Tuesday, April 26, 2011

Homeschooling and Foster Care - Part 1

We have been homeschooling for 10+ years and have been providing foster care for 3+ years. I been meditating on the things we've learned over the last few years. When I hit 3+ pages of notes, I decided that this was more than one post. So, here's the first in a serious on the pro's and cons of providing foster care in conjunction with homeschooling.


Foster Care requirements are never ending and often useless.

The list is a pretty intimidating. When we began this process, the to-do list seemed endless. I began planning what to do and how to do it for a couple of years before we officially began the foster care application process.

Every three years we are re-inspected and the licensing worker or the state typically requires something new. And, it is not just the inside of our house. For example, the licensing worker made us move the stepping stones in our then fallow garden because he considered them "a tripping hazard."

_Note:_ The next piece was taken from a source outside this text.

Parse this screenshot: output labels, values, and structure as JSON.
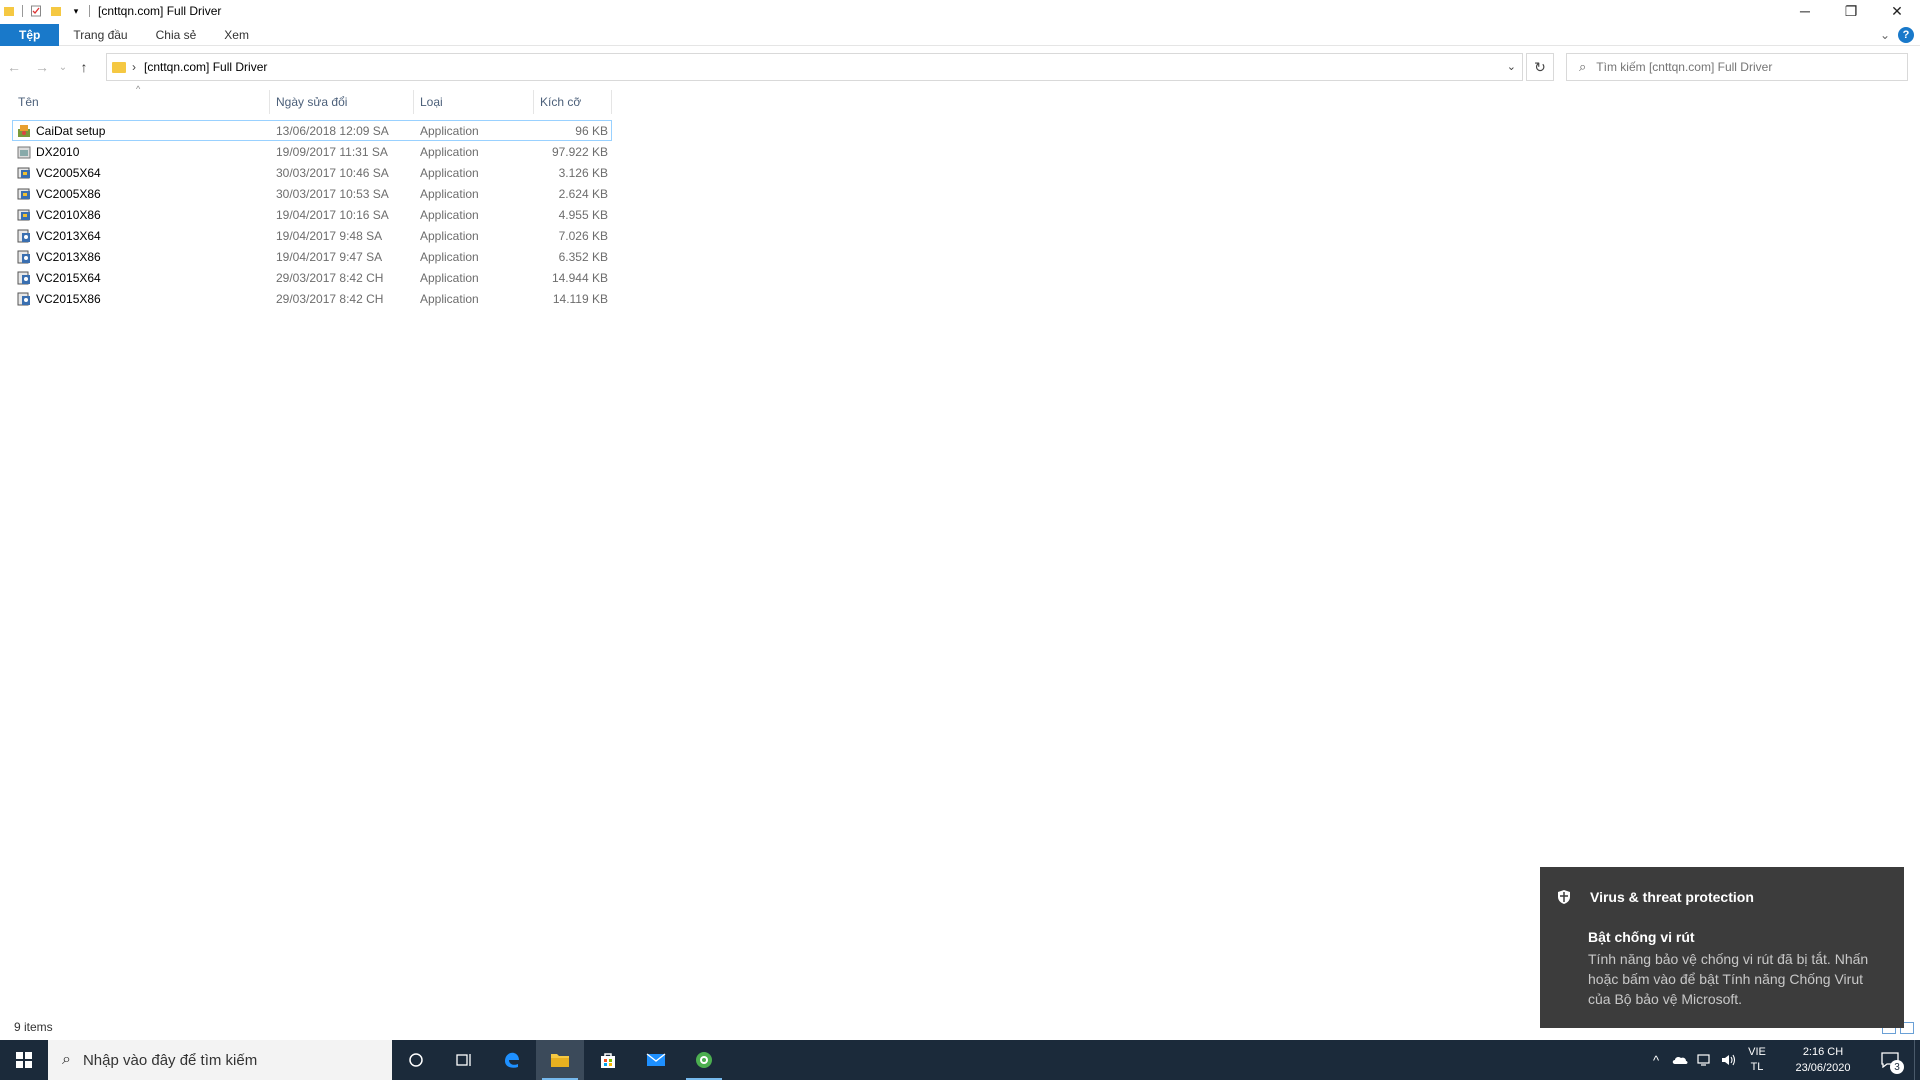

Luckily, we don't park our cars in our garage which down graded it into the "locked storage" category. We had friends who couldn't store their bicycles in their garage because their licensing worker considered the bikes a hazard when exiting their car.

This sort of bureaucratic nonsense comes with the territory. We even had our foster care license suspended when the permits for a minor remodel were not filed the way the licensing worker expected. We ended up paying the city $600 dollars to issue additional permits . The inspector from the city barely set foot in our house, but we got the documentation that we needed to satisfy the county.

Bottom Line: To become a licensed foster home, you have to play their games. Just expect a certain amount of busywork and you won't get so upset.


Foster Care is a great motive to organize and earthquake-safe your home.

In preparation to become a licensed foster home, we dejunked our house. I sorted all the outgrow clothing and have each age and gender stored in its own plastic tote. If it couldn't fit in its age/gender bin, I gave it away.

I sorted our linen closet and the drawers in my bathroom. (I found that we had three different kinds of heating pads. I didn't even know that we owned one heating pad, let alone three.) I got rid of accessories to medical equipment that I no longer owned. (I donated those to the American Diabetes Association in my community.) I don't have room to mention all the stuff I found, organized and got rid of in the garage.

Best of all, I installed the earthquake and safety precautions I had been thinking about for years. I learned how to use a power drill and a stud finder. Our bookcases (and there are many) and large furniture are now bolted to walls.

Not all the improvements were requirements of the state. Most were my requirements. I felt uncomfortable having guests in my home when it felt messy or cluttered. I frequently have my children drop what they are doing to do a quick tidy because I received a call from a social worker asking if she can come over sometime in the next hour. (One good thing: social workers are almost frequently late which give us more cleaning time.)

While all these picky details have been a burden at times, having a well organized home has improved our homeschool experience. The children have less distractions and I feel better. In addition, home management is an important skill that I want my children to master.

When I get around to Part 2, I will post the link here.


Three Turtles and Their Pet Librarian said...

I'll be interested to hear if you are allowed to homeschool your foster children - here in NM, when we did foster care through the state, it was absolutely not allowed - even though many were so far behind and would have reaped so much benefit from it!

When we fostered through the BIA, however, they didn't care. We took that on a case by case basis, depending on how long we expected kids to be with us, where they were academically and behaviorally, their preferences, etc. With the BIA, kids were also sometimes 'hidden' at our house, so being able to homeschool helped immensely.

As for the beaurocratic nonsense - ugh! One worker decided we had too many dogs (four!) even though they were all friendly, well-behaved, vaccinated, neutered, etc., and our veterinarian had personally written up a guarantee of their personalities - putting his own reputation on the line! We stood our ground on that one, going over her head. Her supervisor came to do a home visit, and showed up ten minutes after a water leak that had flooded half the house, so the dogs were now wet and excited...but he still took our side:)

Janine Cate said...

Since most of the children we take in are under school age, it hasn't come up much. However, I did have a social worker will to look at a public school homeschool (independent study) program.

Jen said...

Thanks for the post. It is good to know that there are others who homeschool and do foster care. God bless you for the work you do for His children.

Henry Cate said...

Thank you for your kind words.